Over the next few years I’m expecting people’s knowledge of areas relating to online and interactive to expand exponentially with the growth driven with current high school graduates.
My 7 year old nephew rang me last weekend and asked if I could help him to build a blog and he is in grade 3. By the time he is 18 imagine what his knowledge in this area will be like. By the time the kids currently at school graduate they will have grown up using the internet, and not know any alternative. They will have built many websites, studied online businesses and probably also have a good understanding of technology.
When I went to university in the late 90’s there weren’t any courses available on the topic of online marketing. Rather people like me usually studied something else (like business or IT) and then learnt about online and interactive through on the job experience.
Of course this has all changed and now there are some great new courses available for study at universities and other professional development programs. Here is a list of some of the topics that people can study in Brisbane.
• Bachelor of Business – Online Business (UQ)
• Master of Commerce – Electronic Commerce (UQ)
• Graduate Certificate in Interaction Design (UQ)
• Bachelor of Games and Interactive Entertainment (QUT)
• Bachelor of Mass Communication (QUT)
• Bachelor of Multimedia (Griffith)
• Graduate Certificate in eCommerce (Griffith)
• Bachelor of Games Design (Griffith)
• Bachelor of Visual Media (Griffith)
• Diploma in Direct and Digital Marketing (ADMA)
• B2B Digital Marketing (ADMA)
• Digital Marketing (ADMA)
I think you’ll agree that some of these topics sound pretty cool – imagine spending a few years studying “Games and Interactive Entertainment”!

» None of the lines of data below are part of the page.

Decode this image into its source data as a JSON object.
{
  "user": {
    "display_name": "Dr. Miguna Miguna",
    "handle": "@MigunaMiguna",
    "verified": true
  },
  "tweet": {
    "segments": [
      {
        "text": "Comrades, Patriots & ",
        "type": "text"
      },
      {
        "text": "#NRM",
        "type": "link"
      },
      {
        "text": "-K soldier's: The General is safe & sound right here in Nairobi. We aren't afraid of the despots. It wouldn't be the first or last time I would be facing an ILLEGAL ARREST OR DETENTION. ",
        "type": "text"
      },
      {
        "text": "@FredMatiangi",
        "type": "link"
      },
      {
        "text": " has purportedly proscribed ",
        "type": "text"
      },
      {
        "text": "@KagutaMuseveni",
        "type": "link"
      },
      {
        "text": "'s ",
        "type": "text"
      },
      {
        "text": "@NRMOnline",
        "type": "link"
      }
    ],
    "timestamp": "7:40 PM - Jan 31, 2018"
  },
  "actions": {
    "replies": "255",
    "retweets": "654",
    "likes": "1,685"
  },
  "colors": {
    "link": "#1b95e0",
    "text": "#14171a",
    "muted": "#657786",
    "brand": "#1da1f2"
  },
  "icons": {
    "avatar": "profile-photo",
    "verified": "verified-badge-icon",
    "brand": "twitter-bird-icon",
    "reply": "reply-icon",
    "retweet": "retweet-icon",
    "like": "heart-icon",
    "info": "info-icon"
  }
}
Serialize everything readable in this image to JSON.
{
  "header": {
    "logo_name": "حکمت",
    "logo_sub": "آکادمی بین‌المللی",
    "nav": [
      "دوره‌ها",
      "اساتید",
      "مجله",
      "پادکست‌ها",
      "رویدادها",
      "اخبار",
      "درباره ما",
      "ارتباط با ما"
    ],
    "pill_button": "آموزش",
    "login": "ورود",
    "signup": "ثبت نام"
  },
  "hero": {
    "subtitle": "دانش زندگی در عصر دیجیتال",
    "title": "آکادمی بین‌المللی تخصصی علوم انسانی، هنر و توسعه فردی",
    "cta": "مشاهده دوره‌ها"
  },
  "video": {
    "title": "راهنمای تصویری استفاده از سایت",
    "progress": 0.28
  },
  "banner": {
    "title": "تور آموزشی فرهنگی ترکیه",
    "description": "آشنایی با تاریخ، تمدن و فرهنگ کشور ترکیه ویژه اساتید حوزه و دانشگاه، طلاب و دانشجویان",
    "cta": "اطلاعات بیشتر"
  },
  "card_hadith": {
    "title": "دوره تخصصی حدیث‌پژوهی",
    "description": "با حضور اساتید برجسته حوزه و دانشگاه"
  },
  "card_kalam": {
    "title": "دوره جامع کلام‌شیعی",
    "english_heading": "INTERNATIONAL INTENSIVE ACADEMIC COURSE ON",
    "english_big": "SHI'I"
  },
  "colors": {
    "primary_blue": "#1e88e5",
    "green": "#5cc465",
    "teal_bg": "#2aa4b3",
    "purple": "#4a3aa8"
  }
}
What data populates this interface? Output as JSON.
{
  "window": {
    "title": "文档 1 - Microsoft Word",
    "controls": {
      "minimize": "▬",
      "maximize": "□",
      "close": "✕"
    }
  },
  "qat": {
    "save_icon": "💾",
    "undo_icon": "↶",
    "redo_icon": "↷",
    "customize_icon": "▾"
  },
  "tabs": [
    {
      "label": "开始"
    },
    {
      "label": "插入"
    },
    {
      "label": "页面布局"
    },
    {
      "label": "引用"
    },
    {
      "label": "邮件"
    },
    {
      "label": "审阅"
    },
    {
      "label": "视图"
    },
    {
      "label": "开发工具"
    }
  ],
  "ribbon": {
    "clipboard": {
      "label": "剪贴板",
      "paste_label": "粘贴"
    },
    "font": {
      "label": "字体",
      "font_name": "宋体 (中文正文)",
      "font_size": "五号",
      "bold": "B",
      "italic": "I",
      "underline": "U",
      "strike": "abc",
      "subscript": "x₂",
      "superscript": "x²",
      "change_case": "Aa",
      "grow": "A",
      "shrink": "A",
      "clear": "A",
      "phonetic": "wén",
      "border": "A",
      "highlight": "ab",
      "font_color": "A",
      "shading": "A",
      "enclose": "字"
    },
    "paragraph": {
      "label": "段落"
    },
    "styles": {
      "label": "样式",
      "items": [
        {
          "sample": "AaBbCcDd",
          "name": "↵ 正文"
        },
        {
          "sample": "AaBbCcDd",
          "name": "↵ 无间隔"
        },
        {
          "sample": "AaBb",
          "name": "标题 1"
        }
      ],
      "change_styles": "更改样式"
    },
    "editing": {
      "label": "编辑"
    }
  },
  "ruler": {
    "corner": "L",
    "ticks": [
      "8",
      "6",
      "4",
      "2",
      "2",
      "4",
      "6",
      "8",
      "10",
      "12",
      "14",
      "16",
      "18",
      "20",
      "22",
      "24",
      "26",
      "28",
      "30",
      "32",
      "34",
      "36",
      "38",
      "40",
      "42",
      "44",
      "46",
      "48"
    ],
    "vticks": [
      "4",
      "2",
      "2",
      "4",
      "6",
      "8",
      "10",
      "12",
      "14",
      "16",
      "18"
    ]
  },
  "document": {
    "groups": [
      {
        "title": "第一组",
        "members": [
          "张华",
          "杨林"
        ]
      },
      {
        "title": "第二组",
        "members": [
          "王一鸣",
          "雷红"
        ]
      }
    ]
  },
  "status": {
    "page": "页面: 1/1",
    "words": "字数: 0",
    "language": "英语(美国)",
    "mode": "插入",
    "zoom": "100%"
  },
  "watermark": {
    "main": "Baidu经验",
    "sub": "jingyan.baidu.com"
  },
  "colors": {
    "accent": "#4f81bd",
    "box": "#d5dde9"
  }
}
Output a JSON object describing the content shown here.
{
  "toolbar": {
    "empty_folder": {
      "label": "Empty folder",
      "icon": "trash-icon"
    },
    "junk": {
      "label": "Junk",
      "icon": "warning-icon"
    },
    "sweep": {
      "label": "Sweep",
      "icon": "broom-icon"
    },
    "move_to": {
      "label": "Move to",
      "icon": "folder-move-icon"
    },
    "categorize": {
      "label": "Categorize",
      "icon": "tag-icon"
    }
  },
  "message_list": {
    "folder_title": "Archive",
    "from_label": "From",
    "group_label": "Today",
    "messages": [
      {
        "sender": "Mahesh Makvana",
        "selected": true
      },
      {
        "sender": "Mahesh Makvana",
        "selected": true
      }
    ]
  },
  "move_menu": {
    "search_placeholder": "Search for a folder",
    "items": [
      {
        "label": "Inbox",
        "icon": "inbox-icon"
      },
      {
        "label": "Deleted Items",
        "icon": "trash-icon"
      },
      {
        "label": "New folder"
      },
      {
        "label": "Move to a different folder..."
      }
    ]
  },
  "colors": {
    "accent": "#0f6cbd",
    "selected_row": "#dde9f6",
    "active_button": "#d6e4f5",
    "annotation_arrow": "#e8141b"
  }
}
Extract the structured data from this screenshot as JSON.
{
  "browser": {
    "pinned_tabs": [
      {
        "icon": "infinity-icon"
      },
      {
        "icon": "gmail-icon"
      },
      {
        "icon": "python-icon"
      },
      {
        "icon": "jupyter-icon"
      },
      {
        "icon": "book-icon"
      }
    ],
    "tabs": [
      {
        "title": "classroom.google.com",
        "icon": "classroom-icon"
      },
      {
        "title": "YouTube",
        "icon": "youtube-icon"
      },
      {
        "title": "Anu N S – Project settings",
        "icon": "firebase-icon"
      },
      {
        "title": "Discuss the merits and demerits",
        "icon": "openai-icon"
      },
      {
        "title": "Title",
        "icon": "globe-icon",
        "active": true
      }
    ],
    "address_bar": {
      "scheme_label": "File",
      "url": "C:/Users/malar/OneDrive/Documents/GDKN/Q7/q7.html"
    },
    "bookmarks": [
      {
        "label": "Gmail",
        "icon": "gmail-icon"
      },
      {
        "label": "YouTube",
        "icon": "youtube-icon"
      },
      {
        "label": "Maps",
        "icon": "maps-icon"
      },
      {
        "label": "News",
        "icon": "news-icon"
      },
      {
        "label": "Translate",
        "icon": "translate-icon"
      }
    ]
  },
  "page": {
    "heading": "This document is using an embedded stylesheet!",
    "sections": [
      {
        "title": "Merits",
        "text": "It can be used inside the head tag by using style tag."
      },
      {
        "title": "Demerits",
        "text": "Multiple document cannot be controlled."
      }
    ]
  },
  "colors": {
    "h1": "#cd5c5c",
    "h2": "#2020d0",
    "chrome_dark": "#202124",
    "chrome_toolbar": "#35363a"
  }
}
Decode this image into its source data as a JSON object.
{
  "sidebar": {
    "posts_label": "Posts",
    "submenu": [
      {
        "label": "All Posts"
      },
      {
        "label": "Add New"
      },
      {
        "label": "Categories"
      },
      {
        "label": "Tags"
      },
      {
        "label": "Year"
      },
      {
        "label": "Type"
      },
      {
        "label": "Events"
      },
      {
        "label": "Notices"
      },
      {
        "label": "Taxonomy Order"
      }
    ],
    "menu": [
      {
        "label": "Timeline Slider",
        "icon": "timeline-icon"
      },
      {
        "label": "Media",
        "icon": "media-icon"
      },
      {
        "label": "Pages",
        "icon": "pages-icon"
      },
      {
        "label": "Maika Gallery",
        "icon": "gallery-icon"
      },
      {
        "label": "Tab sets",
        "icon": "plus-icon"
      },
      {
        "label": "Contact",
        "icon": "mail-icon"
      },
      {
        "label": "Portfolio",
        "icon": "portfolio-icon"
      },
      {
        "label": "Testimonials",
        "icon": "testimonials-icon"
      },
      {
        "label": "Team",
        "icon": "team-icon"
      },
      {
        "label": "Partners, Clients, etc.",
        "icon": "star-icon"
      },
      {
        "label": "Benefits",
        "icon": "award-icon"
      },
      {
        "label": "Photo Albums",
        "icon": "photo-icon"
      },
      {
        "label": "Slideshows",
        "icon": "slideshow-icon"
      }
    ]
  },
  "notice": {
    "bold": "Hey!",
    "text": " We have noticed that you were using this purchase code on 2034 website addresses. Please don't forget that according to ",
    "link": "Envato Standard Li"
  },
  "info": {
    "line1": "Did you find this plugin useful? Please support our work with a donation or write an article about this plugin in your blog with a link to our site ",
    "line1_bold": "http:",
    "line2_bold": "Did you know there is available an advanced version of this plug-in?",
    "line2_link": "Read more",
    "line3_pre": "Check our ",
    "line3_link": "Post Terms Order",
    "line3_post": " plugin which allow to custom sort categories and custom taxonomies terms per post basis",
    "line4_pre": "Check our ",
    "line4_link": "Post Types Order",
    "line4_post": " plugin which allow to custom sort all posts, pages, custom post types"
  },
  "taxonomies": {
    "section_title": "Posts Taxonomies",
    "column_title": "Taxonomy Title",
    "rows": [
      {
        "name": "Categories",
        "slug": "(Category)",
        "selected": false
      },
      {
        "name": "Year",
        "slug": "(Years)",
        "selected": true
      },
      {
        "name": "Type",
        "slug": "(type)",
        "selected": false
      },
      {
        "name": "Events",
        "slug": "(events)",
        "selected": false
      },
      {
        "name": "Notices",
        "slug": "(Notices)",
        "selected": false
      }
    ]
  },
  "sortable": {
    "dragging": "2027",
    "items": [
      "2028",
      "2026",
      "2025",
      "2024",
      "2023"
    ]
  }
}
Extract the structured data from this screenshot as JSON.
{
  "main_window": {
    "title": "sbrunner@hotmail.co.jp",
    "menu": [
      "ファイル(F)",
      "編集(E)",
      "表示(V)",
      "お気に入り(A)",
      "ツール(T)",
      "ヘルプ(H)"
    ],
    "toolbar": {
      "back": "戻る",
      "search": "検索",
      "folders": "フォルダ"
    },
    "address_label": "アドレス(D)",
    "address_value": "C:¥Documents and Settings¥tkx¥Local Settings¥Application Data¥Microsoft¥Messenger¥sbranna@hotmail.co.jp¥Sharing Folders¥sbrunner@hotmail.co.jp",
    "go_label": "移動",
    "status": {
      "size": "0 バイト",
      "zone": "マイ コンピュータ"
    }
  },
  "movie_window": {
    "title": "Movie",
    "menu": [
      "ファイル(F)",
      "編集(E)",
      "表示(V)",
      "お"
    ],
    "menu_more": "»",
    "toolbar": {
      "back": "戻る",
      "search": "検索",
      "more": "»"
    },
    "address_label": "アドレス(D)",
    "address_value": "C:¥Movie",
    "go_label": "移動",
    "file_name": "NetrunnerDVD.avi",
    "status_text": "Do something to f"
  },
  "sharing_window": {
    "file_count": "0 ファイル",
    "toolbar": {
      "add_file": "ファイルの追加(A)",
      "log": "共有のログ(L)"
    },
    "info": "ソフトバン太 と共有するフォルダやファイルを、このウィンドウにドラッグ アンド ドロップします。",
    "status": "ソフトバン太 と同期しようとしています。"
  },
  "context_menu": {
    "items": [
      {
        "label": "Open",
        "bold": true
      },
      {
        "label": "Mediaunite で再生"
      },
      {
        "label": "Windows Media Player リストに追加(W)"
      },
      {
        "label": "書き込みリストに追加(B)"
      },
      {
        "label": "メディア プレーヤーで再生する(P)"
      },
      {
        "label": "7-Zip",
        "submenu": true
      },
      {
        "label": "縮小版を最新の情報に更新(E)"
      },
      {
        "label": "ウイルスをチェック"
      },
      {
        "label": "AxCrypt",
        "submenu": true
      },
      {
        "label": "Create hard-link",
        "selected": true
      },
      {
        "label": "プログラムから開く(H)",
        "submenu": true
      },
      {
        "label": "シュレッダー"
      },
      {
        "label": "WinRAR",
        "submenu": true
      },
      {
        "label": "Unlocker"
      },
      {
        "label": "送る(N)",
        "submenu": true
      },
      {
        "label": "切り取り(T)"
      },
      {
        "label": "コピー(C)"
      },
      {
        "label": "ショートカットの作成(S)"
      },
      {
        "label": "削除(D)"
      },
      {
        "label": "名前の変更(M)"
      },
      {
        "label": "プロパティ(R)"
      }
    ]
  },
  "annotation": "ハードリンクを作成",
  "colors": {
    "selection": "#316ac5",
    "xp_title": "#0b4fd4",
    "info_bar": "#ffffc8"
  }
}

Of course with the education of this knowledge stream being more formalised we should be able to expect a lot from the graduates of the future right? After all, I’ve only been using computers and the internet for maybe 15 years, where as now, kids start surfing (albeit with their parents) from as young as 2 or 3. That means that by the time they are my age, they will have (almost) double the experience that I currently do. The question is, will they be able to apply this knowledge to keep the evolution of technology proceeding at the current pace, or will they have grown up with the restraints of technology growth and not be able to think outside of the square? Either way, it’s going to be an exciting ride!